Sounds a lot like nihilism, doesn’t it. When I first drilled down my beliefs and realised this was where they were heading I was terrified. In fact, I chickened out and focussed on more practical things like my credit card debts and my career path.
But in the back of my mind, this idea that the whole of existence is a meaningless accident kept gnawing away at me. Maybe there was something wrong with me – if this is the story that resonates best with me, maybe I need help. Maybe I shouldn’t even be here?
And then I stopped and I really looked into myself. Suppose it is true. All my life I’ve wanted to find meaning and purpose but suppose I’m never going to find it because it doesn’t exist. Do I want to keep going? Am I happy to be alive?
To answer this question, I looked at the alternative.
Pointlessness is better than Nothingness
If you’ve been paying attention, you’ll know that the only true alternative I can imagine is nothingness. As much as it would be simpler for nothing to exist than to have all of the complexity, chaos and confusion of the Universe, it would be far, far less interesting!
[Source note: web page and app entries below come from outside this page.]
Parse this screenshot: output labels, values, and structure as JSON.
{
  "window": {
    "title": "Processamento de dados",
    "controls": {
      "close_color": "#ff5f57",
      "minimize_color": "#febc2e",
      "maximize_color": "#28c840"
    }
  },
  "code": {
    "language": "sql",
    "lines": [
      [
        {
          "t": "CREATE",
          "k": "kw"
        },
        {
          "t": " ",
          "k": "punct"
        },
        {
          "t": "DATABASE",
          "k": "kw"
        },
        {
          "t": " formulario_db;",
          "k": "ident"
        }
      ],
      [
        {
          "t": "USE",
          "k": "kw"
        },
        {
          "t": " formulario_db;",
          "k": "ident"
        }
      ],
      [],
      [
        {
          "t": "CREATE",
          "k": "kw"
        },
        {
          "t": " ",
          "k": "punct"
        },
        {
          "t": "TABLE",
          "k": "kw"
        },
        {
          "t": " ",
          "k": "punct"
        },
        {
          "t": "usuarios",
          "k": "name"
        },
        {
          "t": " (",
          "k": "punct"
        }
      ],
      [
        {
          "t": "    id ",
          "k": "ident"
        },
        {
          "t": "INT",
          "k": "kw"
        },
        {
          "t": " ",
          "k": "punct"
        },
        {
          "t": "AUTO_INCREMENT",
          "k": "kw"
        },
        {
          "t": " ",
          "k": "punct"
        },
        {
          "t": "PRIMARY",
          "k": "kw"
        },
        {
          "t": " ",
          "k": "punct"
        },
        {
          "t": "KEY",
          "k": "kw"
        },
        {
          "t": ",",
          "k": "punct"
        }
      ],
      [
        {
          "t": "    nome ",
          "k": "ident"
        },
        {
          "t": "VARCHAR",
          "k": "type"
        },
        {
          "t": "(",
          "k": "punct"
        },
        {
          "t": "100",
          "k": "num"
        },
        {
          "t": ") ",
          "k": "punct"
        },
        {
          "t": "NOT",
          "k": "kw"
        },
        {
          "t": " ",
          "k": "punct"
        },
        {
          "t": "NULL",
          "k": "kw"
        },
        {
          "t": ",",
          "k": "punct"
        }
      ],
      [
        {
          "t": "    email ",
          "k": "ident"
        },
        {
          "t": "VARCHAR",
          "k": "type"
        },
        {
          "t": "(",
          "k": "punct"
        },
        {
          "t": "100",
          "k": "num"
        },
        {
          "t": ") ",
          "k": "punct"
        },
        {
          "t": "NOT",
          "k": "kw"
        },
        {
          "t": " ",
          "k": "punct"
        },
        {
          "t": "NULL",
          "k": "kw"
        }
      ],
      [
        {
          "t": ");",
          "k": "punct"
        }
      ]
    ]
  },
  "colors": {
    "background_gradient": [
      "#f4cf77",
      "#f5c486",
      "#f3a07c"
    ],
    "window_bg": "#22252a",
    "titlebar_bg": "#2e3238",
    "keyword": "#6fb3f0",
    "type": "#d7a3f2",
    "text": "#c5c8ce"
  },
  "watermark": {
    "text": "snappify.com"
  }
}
Ultimately, even if all of this is just an accident (and I remind you, we can never actually know), even if the whole shebang serves no purpose, I’m intensely grateful to be here and be able to experience it!
The world is an incredibly beautiful place and it doesn’t get any less so when you look out into space. It would be simpler to have no other stars and galaxies out there, just us, but isn’t it better that they are there instead of there being nothing out there?
If the choice is between pointless existence and nothingness, I know which side I’m going to land on. And I challenge you to feel differently. The key difference between this and nihilism is that, when I looked into the heart of my beliefs and discovered they were quite bleak, I also discovered a well of gratitude for my existence – all the more so because it was accidental and could have easily been nothingness!
We Can Never Know
This is the story that I find most comforting, that resonates most with me. I’m not saying it’s the right story. It has its own flaws – what does this mean for morality, free will, motivation? There are more questions to answer before I can relax into this and morph it into a belief but the lesson I hope you can take from this is that even if life is pointless, it’s still a good thing, especially when contrasted with the alternative: nothingness.
I’ve stressed a number of times in this article that we can never know which story is true but I think it’s important for everyone to examine which story they believe and make sure it’s the right one for them. We inherit beliefs, often without realising, and they mould the way we think and interact with the world. We hold onto them because they comfort us – and I’m no different in that regard – but one of the best things you can do for yourself is take the time to really understand what your beliefs are and where they’re taking you.
We can never know if life has meaning or purpose, yet we all go about our day as if it does. A lot of that is simply fear of the alternative – how do we organise our lives if there’s no greater meaning, overall purpose or externally imposed point to it?
I think it’s important to address these questions because the idea that life is meaningless is a perfectly viable story to believe in and, if handled consciously, it may help us to approach life from a more enlightened place, one underpinned by a sense of gratitude that we’re here at all, a gratitude that is not given over to a higher being (along with the responsibility for whatever happens down here) but is owned by us as ours, as our choice to honour the series of happy accidents, which led us to this point, and approach the future with wonder and awe the way we did when we were kids!